[[ Input records open ]]
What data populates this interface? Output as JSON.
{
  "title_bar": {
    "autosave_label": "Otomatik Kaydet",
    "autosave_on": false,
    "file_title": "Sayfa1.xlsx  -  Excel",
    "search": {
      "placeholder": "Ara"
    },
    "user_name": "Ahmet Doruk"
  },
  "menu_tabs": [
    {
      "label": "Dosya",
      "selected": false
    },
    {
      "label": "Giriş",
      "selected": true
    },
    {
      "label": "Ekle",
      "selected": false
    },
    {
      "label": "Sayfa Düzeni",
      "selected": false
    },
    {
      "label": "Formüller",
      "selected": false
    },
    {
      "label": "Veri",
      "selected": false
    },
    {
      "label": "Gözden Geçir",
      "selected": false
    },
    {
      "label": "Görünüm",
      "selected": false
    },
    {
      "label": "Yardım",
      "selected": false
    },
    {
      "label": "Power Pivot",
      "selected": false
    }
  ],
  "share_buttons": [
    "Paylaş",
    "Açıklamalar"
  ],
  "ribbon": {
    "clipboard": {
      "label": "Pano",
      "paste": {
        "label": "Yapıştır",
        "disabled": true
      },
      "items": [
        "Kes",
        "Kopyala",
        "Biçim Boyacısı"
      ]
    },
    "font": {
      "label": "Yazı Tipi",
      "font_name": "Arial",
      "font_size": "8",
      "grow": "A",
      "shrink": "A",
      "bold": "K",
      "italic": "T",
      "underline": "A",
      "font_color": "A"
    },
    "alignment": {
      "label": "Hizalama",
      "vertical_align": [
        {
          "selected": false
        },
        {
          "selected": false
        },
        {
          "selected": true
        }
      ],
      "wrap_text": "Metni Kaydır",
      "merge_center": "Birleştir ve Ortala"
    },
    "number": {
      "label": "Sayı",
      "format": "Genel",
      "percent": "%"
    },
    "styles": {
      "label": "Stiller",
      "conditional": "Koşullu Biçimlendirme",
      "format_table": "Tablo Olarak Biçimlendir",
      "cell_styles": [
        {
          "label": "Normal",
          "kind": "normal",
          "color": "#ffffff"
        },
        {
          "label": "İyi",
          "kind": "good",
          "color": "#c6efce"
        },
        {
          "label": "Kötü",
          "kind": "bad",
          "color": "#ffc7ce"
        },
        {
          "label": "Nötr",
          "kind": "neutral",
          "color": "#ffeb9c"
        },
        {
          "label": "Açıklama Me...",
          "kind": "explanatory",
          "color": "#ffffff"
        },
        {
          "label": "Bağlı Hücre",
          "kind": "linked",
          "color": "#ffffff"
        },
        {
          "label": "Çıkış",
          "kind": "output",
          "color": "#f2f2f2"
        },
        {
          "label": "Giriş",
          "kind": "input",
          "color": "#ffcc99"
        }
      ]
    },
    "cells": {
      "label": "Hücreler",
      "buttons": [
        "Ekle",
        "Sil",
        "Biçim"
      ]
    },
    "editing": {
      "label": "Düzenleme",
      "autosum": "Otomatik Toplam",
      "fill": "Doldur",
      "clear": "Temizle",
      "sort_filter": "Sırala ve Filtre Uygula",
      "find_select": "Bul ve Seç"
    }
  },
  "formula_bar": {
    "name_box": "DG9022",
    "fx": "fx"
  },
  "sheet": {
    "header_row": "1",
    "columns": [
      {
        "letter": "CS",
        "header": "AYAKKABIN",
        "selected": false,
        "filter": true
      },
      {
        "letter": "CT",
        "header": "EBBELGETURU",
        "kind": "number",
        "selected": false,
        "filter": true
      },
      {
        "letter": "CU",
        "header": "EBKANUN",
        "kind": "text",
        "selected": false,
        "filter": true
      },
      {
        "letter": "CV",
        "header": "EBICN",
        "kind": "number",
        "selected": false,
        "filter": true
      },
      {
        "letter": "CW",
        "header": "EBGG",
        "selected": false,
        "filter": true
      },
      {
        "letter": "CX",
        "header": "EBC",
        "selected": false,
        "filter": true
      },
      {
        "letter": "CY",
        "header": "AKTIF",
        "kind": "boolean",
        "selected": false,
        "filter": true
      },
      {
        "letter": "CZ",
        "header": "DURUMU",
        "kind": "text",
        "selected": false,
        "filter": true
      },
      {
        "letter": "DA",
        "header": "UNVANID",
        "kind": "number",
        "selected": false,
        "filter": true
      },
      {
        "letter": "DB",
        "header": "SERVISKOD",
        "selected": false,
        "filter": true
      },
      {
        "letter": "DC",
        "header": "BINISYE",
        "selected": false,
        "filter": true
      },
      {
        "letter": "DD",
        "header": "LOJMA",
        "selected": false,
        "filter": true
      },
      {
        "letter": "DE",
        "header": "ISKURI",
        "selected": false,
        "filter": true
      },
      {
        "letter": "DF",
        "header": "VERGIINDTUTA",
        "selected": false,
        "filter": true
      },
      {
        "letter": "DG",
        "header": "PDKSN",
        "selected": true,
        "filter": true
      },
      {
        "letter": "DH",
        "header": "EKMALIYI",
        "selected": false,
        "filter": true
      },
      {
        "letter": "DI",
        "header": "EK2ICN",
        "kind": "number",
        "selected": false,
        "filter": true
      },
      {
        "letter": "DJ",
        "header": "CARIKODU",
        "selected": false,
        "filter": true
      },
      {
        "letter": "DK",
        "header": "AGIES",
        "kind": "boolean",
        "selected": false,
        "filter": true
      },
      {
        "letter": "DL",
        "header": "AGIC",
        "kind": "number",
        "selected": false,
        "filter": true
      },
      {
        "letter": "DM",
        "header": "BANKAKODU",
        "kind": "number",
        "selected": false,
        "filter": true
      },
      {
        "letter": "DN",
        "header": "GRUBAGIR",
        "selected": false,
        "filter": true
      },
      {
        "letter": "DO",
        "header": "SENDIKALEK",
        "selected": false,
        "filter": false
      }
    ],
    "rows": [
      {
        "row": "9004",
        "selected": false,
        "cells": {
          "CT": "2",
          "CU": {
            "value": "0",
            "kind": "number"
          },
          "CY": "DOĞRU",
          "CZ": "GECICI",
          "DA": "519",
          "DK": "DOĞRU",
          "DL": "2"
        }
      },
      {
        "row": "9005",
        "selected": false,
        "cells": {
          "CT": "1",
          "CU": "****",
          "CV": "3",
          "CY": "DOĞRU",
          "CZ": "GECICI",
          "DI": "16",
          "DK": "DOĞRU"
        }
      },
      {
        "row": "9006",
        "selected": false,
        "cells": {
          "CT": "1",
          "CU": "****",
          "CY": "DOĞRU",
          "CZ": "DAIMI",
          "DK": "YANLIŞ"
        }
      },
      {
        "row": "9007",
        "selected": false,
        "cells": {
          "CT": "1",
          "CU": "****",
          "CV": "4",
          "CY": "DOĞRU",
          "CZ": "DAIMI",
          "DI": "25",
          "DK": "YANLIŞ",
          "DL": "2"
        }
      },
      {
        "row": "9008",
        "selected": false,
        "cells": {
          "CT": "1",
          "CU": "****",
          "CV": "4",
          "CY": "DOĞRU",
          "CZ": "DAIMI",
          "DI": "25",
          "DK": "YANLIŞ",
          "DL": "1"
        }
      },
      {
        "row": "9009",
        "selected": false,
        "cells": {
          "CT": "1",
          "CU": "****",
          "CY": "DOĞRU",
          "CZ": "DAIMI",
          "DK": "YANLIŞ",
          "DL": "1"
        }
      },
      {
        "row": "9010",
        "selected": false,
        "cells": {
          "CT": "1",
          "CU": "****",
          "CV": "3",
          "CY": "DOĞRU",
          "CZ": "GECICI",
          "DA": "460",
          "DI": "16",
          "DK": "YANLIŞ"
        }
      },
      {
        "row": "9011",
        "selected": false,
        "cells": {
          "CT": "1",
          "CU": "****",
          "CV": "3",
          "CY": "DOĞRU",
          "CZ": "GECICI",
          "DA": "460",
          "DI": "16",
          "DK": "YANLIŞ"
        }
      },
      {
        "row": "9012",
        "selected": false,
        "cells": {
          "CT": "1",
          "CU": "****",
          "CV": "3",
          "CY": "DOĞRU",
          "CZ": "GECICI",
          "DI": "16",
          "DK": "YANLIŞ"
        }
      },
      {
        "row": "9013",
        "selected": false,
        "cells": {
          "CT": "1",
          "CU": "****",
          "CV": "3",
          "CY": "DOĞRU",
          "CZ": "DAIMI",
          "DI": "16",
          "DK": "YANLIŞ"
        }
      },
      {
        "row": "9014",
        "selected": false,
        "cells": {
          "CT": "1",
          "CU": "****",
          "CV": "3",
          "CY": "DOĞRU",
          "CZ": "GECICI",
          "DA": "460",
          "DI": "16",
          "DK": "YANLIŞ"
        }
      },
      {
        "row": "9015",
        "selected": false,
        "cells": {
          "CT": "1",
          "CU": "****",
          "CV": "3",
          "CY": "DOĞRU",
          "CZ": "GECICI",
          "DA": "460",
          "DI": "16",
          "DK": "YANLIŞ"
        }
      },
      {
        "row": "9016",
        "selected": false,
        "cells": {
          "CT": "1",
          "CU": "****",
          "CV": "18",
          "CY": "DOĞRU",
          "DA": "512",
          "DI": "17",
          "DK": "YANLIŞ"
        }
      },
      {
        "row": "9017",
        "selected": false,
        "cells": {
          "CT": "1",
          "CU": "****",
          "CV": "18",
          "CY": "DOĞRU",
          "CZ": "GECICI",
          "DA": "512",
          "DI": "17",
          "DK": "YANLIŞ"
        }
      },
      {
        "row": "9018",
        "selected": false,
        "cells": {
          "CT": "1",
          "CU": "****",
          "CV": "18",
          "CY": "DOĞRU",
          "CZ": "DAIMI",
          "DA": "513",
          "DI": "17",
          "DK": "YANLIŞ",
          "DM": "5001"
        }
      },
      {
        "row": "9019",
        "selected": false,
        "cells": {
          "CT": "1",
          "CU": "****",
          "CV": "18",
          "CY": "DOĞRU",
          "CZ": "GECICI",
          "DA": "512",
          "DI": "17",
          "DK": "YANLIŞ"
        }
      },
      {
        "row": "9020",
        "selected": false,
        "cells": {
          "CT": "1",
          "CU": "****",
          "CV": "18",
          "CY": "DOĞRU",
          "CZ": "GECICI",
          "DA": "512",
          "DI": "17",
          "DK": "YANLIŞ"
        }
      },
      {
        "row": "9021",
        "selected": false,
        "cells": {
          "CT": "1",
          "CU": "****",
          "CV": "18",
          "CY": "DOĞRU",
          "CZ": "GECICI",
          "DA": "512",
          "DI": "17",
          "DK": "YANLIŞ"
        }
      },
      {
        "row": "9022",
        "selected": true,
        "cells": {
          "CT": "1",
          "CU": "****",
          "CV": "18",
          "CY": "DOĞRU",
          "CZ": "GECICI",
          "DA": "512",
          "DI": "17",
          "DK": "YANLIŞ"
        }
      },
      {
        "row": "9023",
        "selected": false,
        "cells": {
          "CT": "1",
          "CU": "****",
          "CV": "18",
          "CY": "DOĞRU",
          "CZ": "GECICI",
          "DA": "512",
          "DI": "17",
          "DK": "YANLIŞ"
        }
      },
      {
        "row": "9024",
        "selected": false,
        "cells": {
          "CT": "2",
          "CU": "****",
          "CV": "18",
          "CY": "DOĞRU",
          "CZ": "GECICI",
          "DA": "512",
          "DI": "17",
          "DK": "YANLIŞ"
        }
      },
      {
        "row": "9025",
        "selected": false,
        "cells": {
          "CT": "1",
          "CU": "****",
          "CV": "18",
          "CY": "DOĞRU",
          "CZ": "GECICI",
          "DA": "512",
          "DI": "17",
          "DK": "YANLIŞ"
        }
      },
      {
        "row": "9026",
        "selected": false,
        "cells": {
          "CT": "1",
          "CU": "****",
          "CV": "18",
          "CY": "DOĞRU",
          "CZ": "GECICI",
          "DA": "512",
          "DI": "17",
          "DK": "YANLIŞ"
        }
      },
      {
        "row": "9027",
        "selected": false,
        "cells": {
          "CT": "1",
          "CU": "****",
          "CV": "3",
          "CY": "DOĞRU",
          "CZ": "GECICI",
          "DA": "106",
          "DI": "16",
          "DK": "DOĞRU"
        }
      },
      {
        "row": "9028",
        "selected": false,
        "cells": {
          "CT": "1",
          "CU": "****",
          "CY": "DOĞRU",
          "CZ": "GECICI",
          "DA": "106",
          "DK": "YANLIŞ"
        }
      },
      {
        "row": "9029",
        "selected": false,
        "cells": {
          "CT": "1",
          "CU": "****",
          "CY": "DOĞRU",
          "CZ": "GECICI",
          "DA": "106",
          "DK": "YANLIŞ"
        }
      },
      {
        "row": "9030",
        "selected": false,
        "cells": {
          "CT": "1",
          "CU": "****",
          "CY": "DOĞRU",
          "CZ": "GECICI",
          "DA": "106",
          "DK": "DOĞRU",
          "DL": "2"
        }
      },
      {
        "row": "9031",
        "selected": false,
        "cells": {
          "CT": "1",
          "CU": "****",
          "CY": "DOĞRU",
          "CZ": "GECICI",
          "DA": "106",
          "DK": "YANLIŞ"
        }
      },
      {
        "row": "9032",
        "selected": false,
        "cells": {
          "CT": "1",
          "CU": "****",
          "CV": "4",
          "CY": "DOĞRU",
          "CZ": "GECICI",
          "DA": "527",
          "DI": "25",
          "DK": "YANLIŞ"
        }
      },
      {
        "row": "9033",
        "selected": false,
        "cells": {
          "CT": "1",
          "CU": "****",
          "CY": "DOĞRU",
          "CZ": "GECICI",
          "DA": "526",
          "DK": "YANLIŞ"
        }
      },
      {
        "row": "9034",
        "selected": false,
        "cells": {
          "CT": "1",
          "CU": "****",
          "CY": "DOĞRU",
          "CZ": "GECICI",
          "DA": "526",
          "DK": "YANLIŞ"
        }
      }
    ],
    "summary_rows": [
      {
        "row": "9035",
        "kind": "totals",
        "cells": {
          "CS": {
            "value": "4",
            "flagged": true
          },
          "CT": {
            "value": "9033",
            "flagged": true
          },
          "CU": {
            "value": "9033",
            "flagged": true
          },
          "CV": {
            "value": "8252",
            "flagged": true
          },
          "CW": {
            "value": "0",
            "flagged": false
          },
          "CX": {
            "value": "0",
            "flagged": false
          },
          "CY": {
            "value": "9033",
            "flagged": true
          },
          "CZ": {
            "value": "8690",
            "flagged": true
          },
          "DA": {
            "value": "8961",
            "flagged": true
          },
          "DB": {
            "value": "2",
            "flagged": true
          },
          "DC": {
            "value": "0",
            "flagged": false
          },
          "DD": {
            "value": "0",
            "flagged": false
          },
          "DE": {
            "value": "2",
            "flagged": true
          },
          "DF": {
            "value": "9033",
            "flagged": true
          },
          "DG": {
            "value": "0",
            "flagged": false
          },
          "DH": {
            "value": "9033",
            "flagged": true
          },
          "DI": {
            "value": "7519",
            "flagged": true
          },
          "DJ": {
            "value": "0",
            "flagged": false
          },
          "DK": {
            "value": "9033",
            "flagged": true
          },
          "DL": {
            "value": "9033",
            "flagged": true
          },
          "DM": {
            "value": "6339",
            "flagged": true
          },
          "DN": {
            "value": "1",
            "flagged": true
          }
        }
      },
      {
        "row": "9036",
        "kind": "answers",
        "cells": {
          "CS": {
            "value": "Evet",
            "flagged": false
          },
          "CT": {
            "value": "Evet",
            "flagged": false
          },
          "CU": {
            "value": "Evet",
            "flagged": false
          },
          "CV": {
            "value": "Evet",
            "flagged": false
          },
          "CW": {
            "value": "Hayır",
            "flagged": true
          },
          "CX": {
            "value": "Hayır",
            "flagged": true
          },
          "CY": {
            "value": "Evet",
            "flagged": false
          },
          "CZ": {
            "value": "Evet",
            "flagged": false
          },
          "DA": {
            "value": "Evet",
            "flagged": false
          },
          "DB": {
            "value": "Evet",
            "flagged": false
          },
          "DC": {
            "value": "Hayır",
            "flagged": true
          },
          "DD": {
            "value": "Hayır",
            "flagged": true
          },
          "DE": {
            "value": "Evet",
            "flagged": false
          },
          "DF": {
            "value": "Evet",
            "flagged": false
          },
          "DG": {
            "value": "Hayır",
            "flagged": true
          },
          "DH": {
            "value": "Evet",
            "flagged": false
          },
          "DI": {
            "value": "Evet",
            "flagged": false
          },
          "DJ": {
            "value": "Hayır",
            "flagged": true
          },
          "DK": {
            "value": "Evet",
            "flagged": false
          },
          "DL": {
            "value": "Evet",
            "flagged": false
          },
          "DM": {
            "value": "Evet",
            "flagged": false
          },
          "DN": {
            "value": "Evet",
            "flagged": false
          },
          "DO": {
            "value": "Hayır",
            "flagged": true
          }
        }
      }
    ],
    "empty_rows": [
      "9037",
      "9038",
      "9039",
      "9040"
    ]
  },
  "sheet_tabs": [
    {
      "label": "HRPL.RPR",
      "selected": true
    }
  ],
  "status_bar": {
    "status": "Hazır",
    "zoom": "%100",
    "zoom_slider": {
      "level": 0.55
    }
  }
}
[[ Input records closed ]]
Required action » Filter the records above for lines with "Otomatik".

The answer »
    "autosave_label": "Otomatik Kaydet",
      "autosum": "Otomatik Toplam",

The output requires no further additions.